Your assignment:
Ignoring the pictures, copy the data exactly.

Start of Dataset content

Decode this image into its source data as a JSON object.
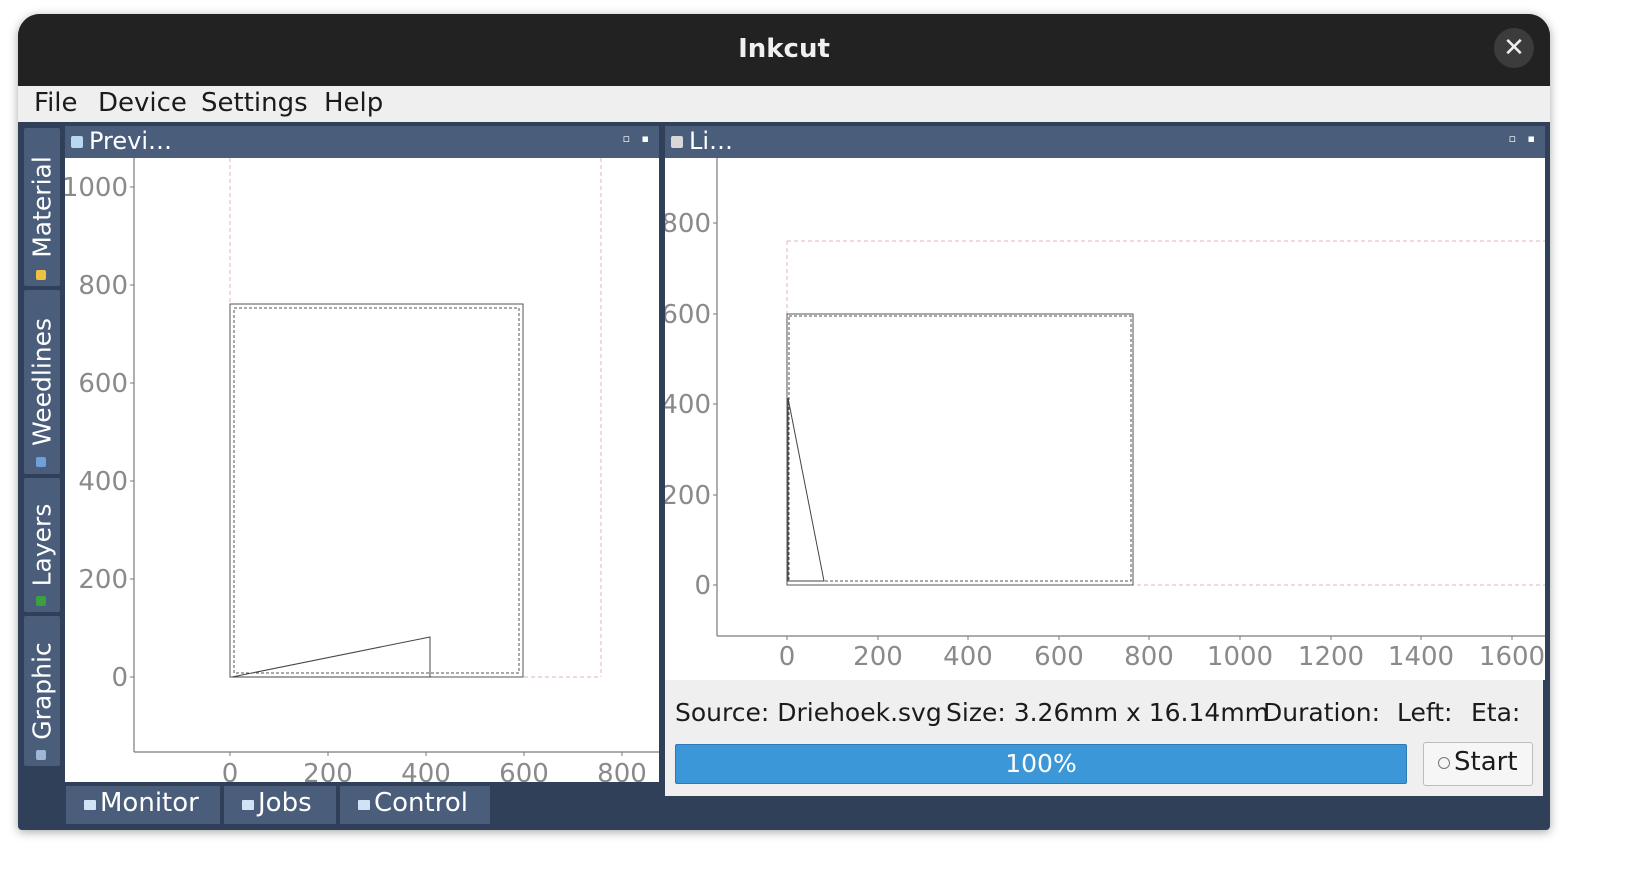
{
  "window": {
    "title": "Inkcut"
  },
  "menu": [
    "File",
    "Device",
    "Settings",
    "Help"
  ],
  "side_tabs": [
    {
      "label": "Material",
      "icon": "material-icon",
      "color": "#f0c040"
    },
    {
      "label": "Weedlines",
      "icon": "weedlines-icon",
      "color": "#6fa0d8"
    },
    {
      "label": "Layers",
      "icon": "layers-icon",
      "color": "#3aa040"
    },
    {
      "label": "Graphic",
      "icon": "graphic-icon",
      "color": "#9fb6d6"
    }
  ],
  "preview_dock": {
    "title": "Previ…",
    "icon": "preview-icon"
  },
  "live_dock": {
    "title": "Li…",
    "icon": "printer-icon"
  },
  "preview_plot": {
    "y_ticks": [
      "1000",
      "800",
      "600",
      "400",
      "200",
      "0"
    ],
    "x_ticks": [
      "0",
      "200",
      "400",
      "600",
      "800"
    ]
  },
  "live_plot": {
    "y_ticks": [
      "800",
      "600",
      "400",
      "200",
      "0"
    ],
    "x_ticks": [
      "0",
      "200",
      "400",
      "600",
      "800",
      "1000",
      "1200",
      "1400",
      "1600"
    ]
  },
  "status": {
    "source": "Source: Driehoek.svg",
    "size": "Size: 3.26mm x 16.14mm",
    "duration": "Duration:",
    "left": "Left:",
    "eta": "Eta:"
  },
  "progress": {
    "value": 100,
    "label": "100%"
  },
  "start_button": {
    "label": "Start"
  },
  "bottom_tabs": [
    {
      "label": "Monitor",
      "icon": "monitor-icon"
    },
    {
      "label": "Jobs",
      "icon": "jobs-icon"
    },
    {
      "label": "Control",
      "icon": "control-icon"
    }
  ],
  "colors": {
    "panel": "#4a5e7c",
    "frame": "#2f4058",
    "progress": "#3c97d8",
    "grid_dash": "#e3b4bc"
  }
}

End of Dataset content

Your solution:
Decode this image into its source data as a JSON object.
{
  "window": {
    "title": "Inkcut"
  },
  "menu": [
    "File",
    "Device",
    "Settings",
    "Help"
  ],
  "side_tabs": [
    {
      "label": "Material",
      "icon": "material-icon",
      "color": "#f0c040"
    },
    {
      "label": "Weedlines",
      "icon": "weedlines-icon",
      "color": "#6fa0d8"
    },
    {
      "label": "Layers",
      "icon": "layers-icon",
      "color": "#3aa040"
    },
    {
      "label": "Graphic",
      "icon": "graphic-icon",
      "color": "#9fb6d6"
    }
  ],
  "preview_dock": {
    "title": "Previ…",
    "icon": "preview-icon"
  },
  "live_dock": {
    "title": "Li…",
    "icon": "printer-icon"
  },
  "preview_plot": {
    "y_ticks": [
      "1000",
      "800",
      "600",
      "400",
      "200",
      "0"
    ],
    "x_ticks": [
      "0",
      "200",
      "400",
      "600",
      "800"
    ]
  },
  "live_plot": {
    "y_ticks": [
      "800",
      "600",
      "400",
      "200",
      "0"
    ],
    "x_ticks": [
      "0",
      "200",
      "400",
      "600",
      "800",
      "1000",
      "1200",
      "1400",
      "1600"
    ]
  },
  "status": {
    "source": "Source: Driehoek.svg",
    "size": "Size: 3.26mm x 16.14mm",
    "duration": "Duration:",
    "left": "Left:",
    "eta": "Eta:"
  },
  "progress": {
    "value": 100,
    "label": "100%"
  },
  "start_button": {
    "label": "Start"
  },
  "bottom_tabs": [
    {
      "label": "Monitor",
      "icon": "monitor-icon"
    },
    {
      "label": "Jobs",
      "icon": "jobs-icon"
    },
    {
      "label": "Control",
      "icon": "control-icon"
    }
  ],
  "colors": {
    "panel": "#4a5e7c",
    "frame": "#2f4058",
    "progress": "#3c97d8",
    "grid_dash": "#e3b4bc"
  }
}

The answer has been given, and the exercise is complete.